** Provided material **
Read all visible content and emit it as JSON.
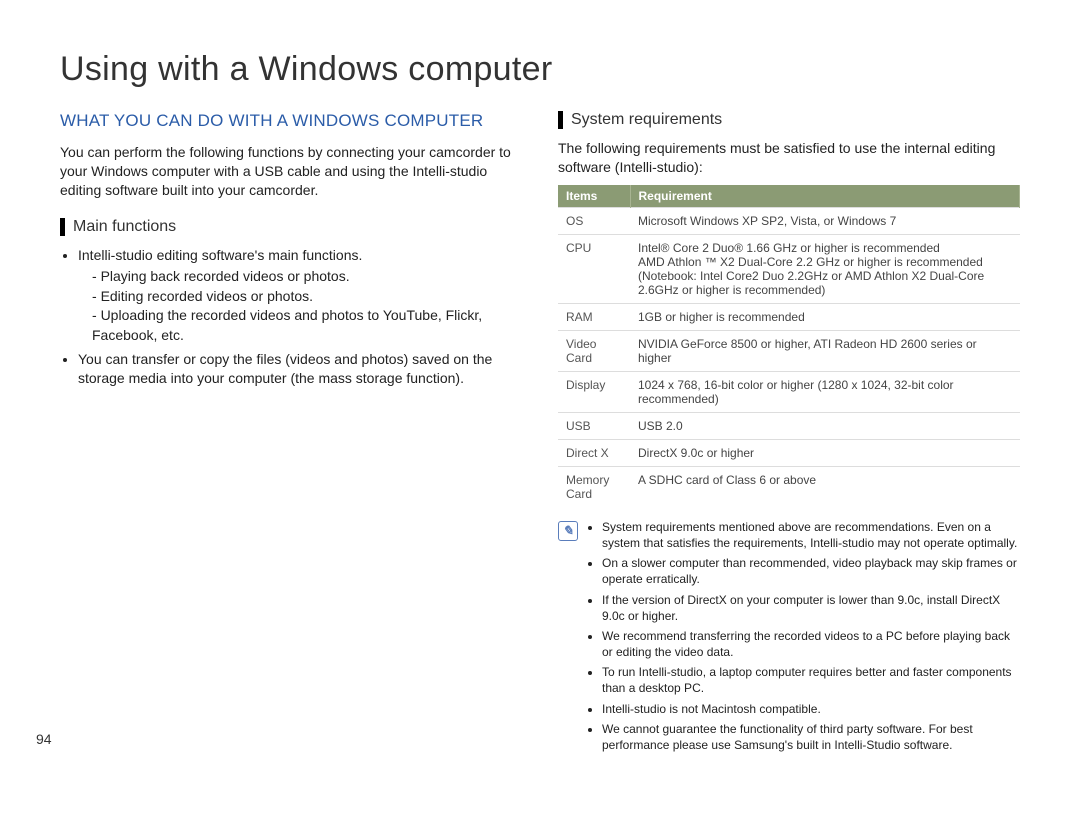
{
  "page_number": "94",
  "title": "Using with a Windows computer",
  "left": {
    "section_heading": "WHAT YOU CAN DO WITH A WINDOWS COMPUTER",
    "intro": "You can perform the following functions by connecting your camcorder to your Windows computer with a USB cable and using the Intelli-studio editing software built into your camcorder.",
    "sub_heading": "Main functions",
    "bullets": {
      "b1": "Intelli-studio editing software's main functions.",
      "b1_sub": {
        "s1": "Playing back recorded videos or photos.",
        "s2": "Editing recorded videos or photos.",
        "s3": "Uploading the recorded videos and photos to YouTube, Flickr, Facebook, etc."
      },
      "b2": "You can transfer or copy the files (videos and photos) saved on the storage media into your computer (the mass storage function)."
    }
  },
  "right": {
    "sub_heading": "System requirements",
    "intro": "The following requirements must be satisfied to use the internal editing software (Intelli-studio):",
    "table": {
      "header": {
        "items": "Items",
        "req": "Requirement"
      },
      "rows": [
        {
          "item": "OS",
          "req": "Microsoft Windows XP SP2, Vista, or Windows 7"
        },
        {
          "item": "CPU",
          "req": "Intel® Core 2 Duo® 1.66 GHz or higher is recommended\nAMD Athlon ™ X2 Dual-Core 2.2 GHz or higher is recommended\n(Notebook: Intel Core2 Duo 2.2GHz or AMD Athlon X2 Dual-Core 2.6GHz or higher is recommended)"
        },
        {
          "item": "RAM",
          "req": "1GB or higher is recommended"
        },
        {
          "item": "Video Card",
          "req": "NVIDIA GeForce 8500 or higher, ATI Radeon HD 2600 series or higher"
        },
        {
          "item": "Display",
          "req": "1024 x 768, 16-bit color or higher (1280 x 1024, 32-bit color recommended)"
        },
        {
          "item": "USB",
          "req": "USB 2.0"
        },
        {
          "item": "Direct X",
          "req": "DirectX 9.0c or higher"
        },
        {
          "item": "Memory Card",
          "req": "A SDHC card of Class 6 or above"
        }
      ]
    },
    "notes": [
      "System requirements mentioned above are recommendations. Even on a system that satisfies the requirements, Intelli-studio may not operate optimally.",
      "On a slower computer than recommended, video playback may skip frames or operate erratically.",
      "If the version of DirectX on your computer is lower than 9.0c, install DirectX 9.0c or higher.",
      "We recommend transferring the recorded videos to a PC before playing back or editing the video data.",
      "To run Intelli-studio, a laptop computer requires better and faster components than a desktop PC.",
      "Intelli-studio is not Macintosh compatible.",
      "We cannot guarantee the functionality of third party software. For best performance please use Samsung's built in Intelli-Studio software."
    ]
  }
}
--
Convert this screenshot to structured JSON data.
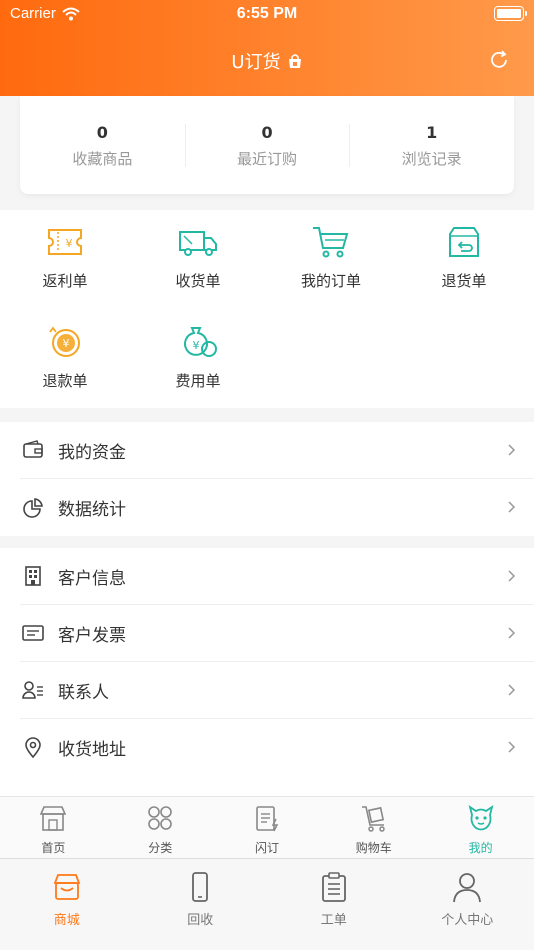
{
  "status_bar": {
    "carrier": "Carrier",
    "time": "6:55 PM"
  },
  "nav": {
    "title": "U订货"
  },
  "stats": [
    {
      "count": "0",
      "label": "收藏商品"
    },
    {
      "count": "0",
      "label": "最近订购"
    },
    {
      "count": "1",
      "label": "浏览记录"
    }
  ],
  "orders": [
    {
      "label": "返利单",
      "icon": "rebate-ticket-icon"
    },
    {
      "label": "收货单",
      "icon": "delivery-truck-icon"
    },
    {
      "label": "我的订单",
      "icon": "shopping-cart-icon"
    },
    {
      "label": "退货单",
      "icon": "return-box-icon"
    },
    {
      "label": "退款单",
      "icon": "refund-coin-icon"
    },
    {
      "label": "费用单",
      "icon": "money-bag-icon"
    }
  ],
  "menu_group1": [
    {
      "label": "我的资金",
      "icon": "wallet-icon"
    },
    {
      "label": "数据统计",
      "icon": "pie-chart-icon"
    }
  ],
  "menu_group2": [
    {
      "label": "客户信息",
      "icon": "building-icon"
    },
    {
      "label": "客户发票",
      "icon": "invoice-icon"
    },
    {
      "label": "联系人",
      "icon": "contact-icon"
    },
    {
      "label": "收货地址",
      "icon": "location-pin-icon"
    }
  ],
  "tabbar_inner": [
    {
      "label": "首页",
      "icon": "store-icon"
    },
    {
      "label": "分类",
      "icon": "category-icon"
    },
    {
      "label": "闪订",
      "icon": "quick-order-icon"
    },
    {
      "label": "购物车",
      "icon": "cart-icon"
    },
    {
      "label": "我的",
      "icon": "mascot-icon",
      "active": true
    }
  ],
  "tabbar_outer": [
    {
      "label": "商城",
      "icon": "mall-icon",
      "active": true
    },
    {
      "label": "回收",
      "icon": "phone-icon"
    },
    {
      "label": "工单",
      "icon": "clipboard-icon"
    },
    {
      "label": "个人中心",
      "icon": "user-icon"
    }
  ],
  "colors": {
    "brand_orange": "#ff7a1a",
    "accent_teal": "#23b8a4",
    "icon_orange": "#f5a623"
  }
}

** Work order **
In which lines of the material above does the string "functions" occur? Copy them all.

** Final answer **
    "intro": "You can perform the following functions by connecting your camcorder to your Windows computer with a USB cable and using the Intelli-studio editing software built into your camcorder.",
    "sub_heading": "Main functions",
      "b1": "Intelli-studio editing software's main functions.",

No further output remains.